Tien added, “You have to know where we’re coming from to see where we’re headed.”

He later told a story about a family of Vietnamese Americans spanning three generations coming into his restaurant. When that happens, he watches the reactions of the grandparents to help judge if what he’s doing is working.

“It’s really fun to see a table like that, especially when I see grandparents really enjoy the food I’m like ‘oh good, I didn’t mess it up,'” he said. “They’re very proud to see that the culture is being pushed forward. And then it’s great to see current parents bring their kids in. They’re like, ‘Hey we want our kids to try Vietnamese food and see it done in a new way.’ It’s really great we get to be part of the process in other people’s lives, sharing culture and representing.”

As Tien helps Vietnamese food take that step forward, following similar advances in Japanese and Korean cuisine, he believes Filipino and Laotian is about to take off locally, too. The melting pot of America will allow more flavors from other cultures to have their moment too.

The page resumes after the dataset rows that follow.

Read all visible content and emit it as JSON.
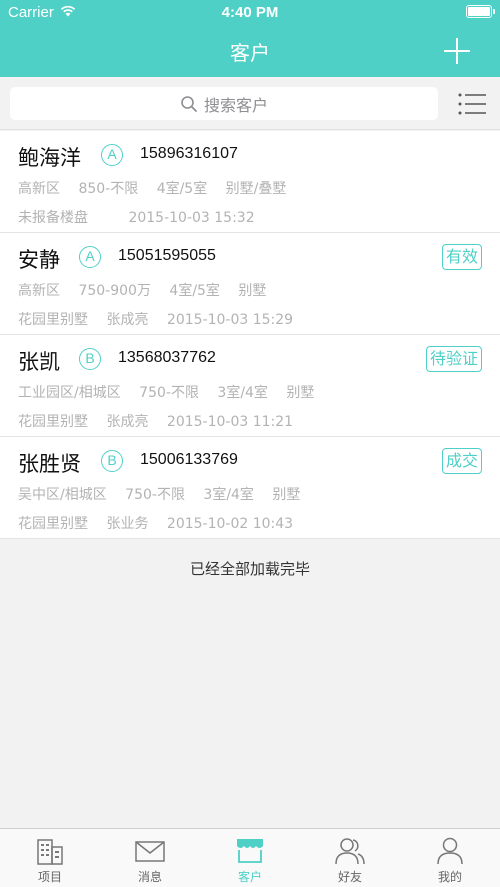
{
  "status_bar": {
    "carrier": "Carrier",
    "time": "4:40 PM"
  },
  "nav": {
    "title": "客户"
  },
  "search": {
    "placeholder": "搜索客户"
  },
  "customers": [
    {
      "name": "鲍海洋",
      "grade": "A",
      "phone": "15896316107",
      "district": "高新区",
      "budget": "850-不限",
      "rooms": "4室/5室",
      "type": "别墅/叠墅",
      "project": "未报备楼盘",
      "agent": "",
      "date": "2015-10-03 15:32",
      "status": ""
    },
    {
      "name": "安静",
      "grade": "A",
      "phone": "15051595055",
      "district": "高新区",
      "budget": "750-900万",
      "rooms": "4室/5室",
      "type": "别墅",
      "project": "花园里别墅",
      "agent": "张成亮",
      "date": "2015-10-03 15:29",
      "status": "有效"
    },
    {
      "name": "张凯",
      "grade": "B",
      "phone": "13568037762",
      "district": "工业园区/相城区",
      "budget": "750-不限",
      "rooms": "3室/4室",
      "type": "别墅",
      "project": "花园里别墅",
      "agent": "张成亮",
      "date": "2015-10-03 11:21",
      "status": "待验证"
    },
    {
      "name": "张胜贤",
      "grade": "B",
      "phone": "15006133769",
      "district": "吴中区/相城区",
      "budget": "750-不限",
      "rooms": "3室/4室",
      "type": "别墅",
      "project": "花园里别墅",
      "agent": "张业务",
      "date": "2015-10-02 10:43",
      "status": "成交"
    }
  ],
  "footer_note": "已经全部加载完毕",
  "tabs": [
    {
      "label": "项目",
      "icon": "building-icon"
    },
    {
      "label": "消息",
      "icon": "envelope-icon"
    },
    {
      "label": "客户",
      "icon": "storefront-icon"
    },
    {
      "label": "好友",
      "icon": "friends-icon"
    },
    {
      "label": "我的",
      "icon": "person-icon"
    }
  ],
  "colors": {
    "accent": "#4fd0c7",
    "meta_text": "#b3b3b3",
    "background": "#f2f2f2"
  }
}
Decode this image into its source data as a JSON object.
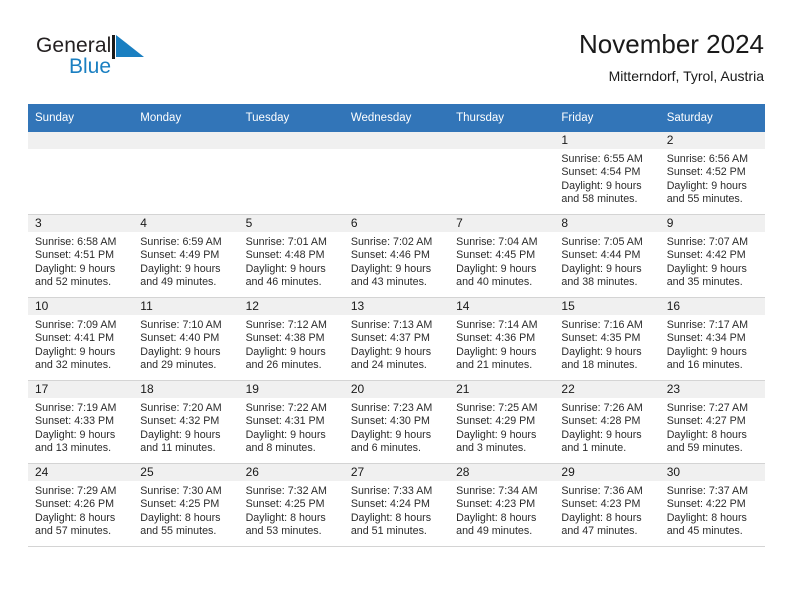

“Over time, different chefs and different people are opening restaurants to kind of bring their cuisine forward,” said Tien, who has been a semifinalist and finalist for James Beard Awards before, but has never won one outright. “This year, you saw the first Indian restaurant to ever get a Michelin star in the U.S. You kind of saw that with Korean food over the past couple of years as well and I think the next kind of steps would be a Michelin star for Southeast Asian restaurants.”

Get breaking news and daily headlines delivered to your email inbox by signing up here.

© 2024 WTOP. All Rights Reserved. This website is not intended for users located within the European Economic Area.

John Domen

John started working at WTOP in 2016 after having grown up in Maryland listening to the station as a child. While he got his on-air start at small stations in Pennsylvania and Delaware, he's spent most of his career in the D.C. area, having been heard on several local stations before coming to WTOP.

Federal News Network Logo
Log in to your WTOP account for notifications and alerts customized for you.

Sign up